School in Mumbai, India: Types
SSC – this is the state board. This school would likely have a “batch” of English-taught students, and a batch of Marathi-taught students. But both would have some classes to teach the other language. These schools generally are very academically-focused
CBSE– this is the central government board. It is approached very specifically and unit based and the curricula is updated regularly. It is some-what more “well-rounded” than most SSC boards (each state would have their own). There would be two exams in English to graduate and one in science.
ICSE – this is another all India board, but is not currently recognized by the central government. If you do not attend an ICSE board you cannot sit for their graduation exams (grade 10 and 12). The curricula is heavy or more rigorous on the sciences as it has three science exams to pass/graduate and only one in English.
NIOS – this is the “open” school option. This was created to help have at least some education for more kids with the Right to Education movement. There are a variety of schools affiliated with NIOS and also an online option.
International schools – These offer usually a ICSE or IGCSE or International Baccalaureate option. Some will offer Caimbridge education (or A-levels). Plus, there are a few schools affiliated with a few countries. These, however, are almost all outside of our price range. For example, kindergarten at the American School of Bombay is $30,000. Yes, US dollars. We have two kids and need to live somewhere.
Then of course we have the option of homeschooling. Homeschooling, due to the Right to Education is pseudo-legal. It hasn’t been ruled illegal, but it is very much looked down upon. Also, since some boards are hard to “sit” if you don’t take their syllabus, some parents fear homeschooling. But, there is a growing network of homeschoolers in India. I’ve followed and been watching their facebook group for almost two years now, “just in case.” If we were to stay through high school as home schoolers, the kiddos would need to sit for an exam for admission to college in India, assuming they wanted to attend college there too!
There are a few “alternative” education schools but most end up following a board toward the end. For example there are some Waldorf schools that are “true” and some “inspired.”
However, I’m a true Montessorian. Love how it is for my daughter and so my son will join in June as well (school year starts in June), assuming he decides to poop on the potty. There’s only one Montessori that continues beyond primary (3-6 year old range) in Mumbai, and this year is actually their first year. PLUS, it is a good hour and a half from my husband’s work, so not really within the “local” area of where we will live. We’ll do a true Montessori this year for the kiddos and re-assess for the future. I joke that I’ll convince the school to continue into Elementary the following year, just need to use the AMI website to try to import two teachers from abroad since there is very few elementary certified AMI teachers in India. Of course, that’s assuming I’m not totally unable to adjust. I figure anyone can make it a year somewhere. So, we’ll take this year with the Montessori school and then go from there.

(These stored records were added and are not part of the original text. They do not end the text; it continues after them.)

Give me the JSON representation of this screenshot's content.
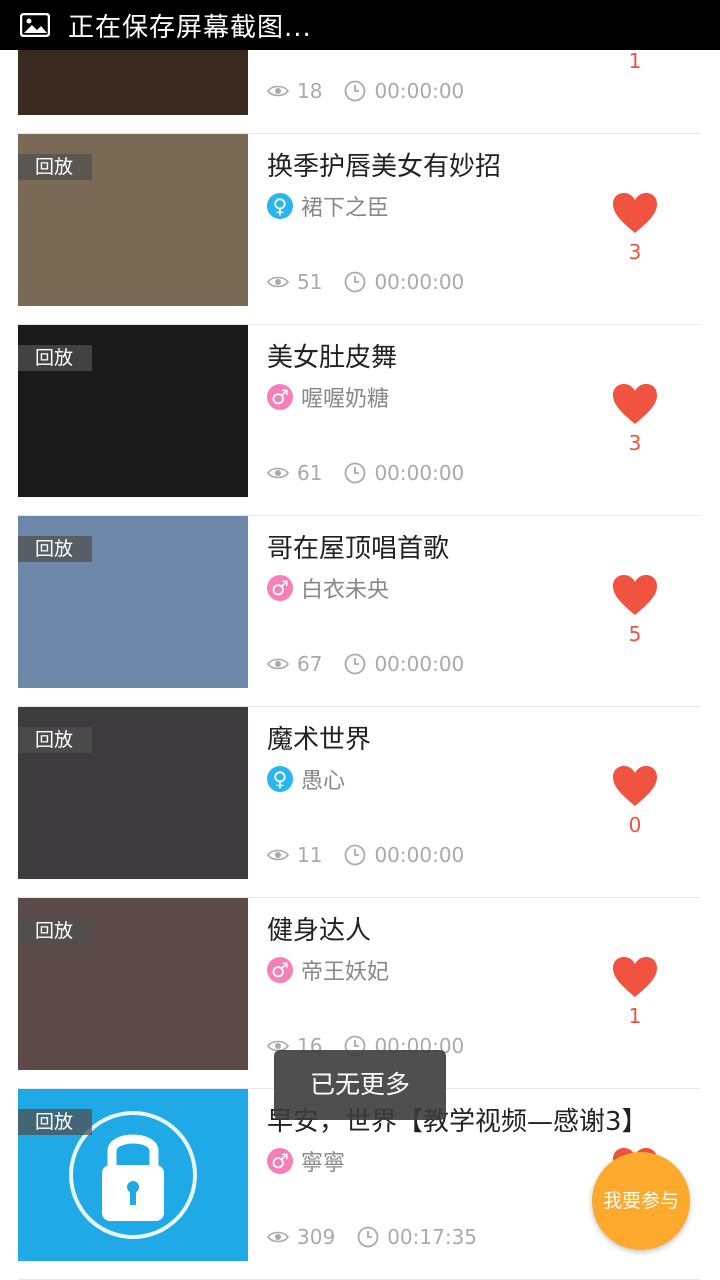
{
  "status_bar": {
    "text": "正在保存屏幕截图..."
  },
  "toast": "已无更多",
  "fab_label": "我要参与",
  "replay_label": "回放",
  "items": [
    {
      "title": "",
      "author": "",
      "gender": "",
      "views": "18",
      "duration": "00:00:00",
      "likes": "1",
      "thumb_color": "#3b2a20"
    },
    {
      "title": "换季护唇美女有妙招",
      "author": "裙下之臣",
      "gender": "female",
      "views": "51",
      "duration": "00:00:00",
      "likes": "3",
      "thumb_color": "#7a6a55"
    },
    {
      "title": "美女肚皮舞",
      "author": "喔喔奶糖",
      "gender": "male",
      "views": "61",
      "duration": "00:00:00",
      "likes": "3",
      "thumb_color": "#1a1a1a"
    },
    {
      "title": "哥在屋顶唱首歌",
      "author": "白衣未央",
      "gender": "male",
      "views": "67",
      "duration": "00:00:00",
      "likes": "5",
      "thumb_color": "#6d87a8"
    },
    {
      "title": "魔术世界",
      "author": "愚心",
      "gender": "female",
      "views": "11",
      "duration": "00:00:00",
      "likes": "0",
      "thumb_color": "#3d3b3d"
    },
    {
      "title": "健身达人",
      "author": "帝王妖妃",
      "gender": "male",
      "views": "16",
      "duration": "00:00:00",
      "likes": "1",
      "thumb_color": "#5b4a48"
    },
    {
      "title": "早安，世界【教学视频—感谢3】",
      "author": "寧寧",
      "gender": "male",
      "views": "309",
      "duration": "00:17:35",
      "likes": "",
      "thumb_color": "#1fa9e6"
    }
  ]
}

The school will not teach Marathi, but will have some Hindi. The script is the same, many words are the same. We will also have a lot of Marathi-speaking neighbors (depending on where we live) as well as a live-in nanny who speaks Marathi. Thus, we should get what we need out of our stay there as well a a lot more! Also, my husband did not notice any non-Indian kids at the school, so they will be surrounded by some kids who may not speak much English at home, so that may help with my kids acquiring some more language as well.